TASK PROMPT -
Could you return all of the entries below exactly, minus the pictures?
START SUPPLIED MATERIAL
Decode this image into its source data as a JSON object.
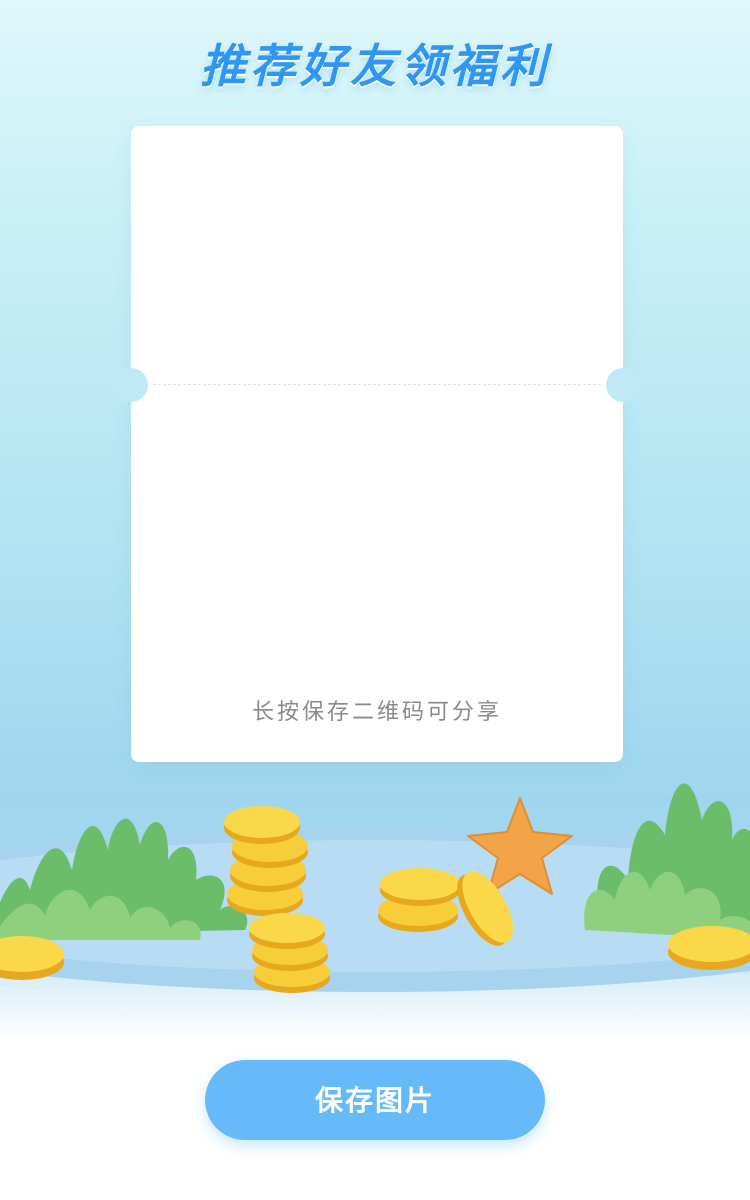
{
  "page": {
    "title": "推荐好友领福利"
  },
  "card": {
    "hint": "长按保存二维码可分享"
  },
  "actions": {
    "save_label": "保存图片"
  },
  "colors": {
    "title": "#2f97f3",
    "button": "#66baf9",
    "hint_text": "#8a8a8a",
    "coin": "#f6c02a",
    "plant": "#6cc16f",
    "starfish": "#f2a548"
  },
  "icons": {
    "decor": [
      "seaweed-icon",
      "coin-stack-icon",
      "starfish-icon"
    ]
  }
}
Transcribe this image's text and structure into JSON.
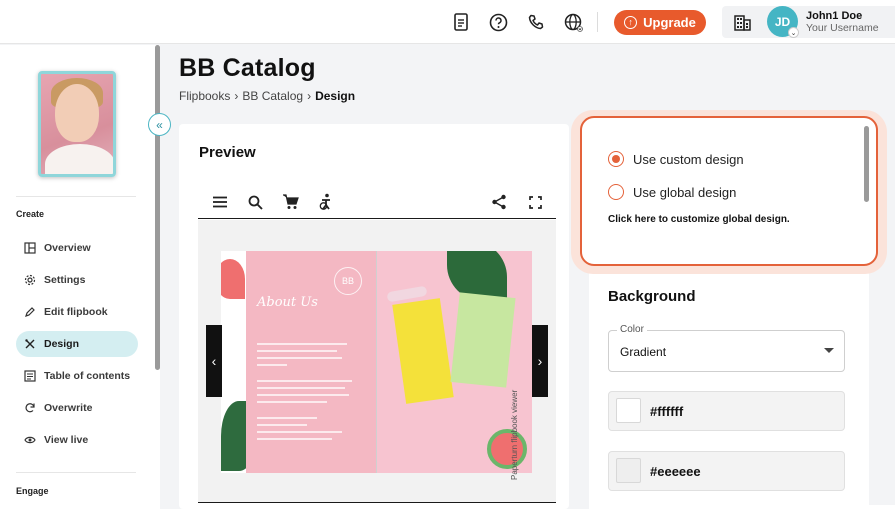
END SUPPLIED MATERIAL
SOLVED EXERCISE -
Decode this image into its source data as a JSON object.
{
  "page": {
    "title": "推荐好友领福利"
  },
  "card": {
    "hint": "长按保存二维码可分享"
  },
  "actions": {
    "save_label": "保存图片"
  },
  "colors": {
    "title": "#2f97f3",
    "button": "#66baf9",
    "hint_text": "#8a8a8a",
    "coin": "#f6c02a",
    "plant": "#6cc16f",
    "starfish": "#f2a548"
  },
  "icons": {
    "decor": [
      "seaweed-icon",
      "coin-stack-icon",
      "starfish-icon"
    ]
  }
}
Transcribe this image's text and structure into JSON.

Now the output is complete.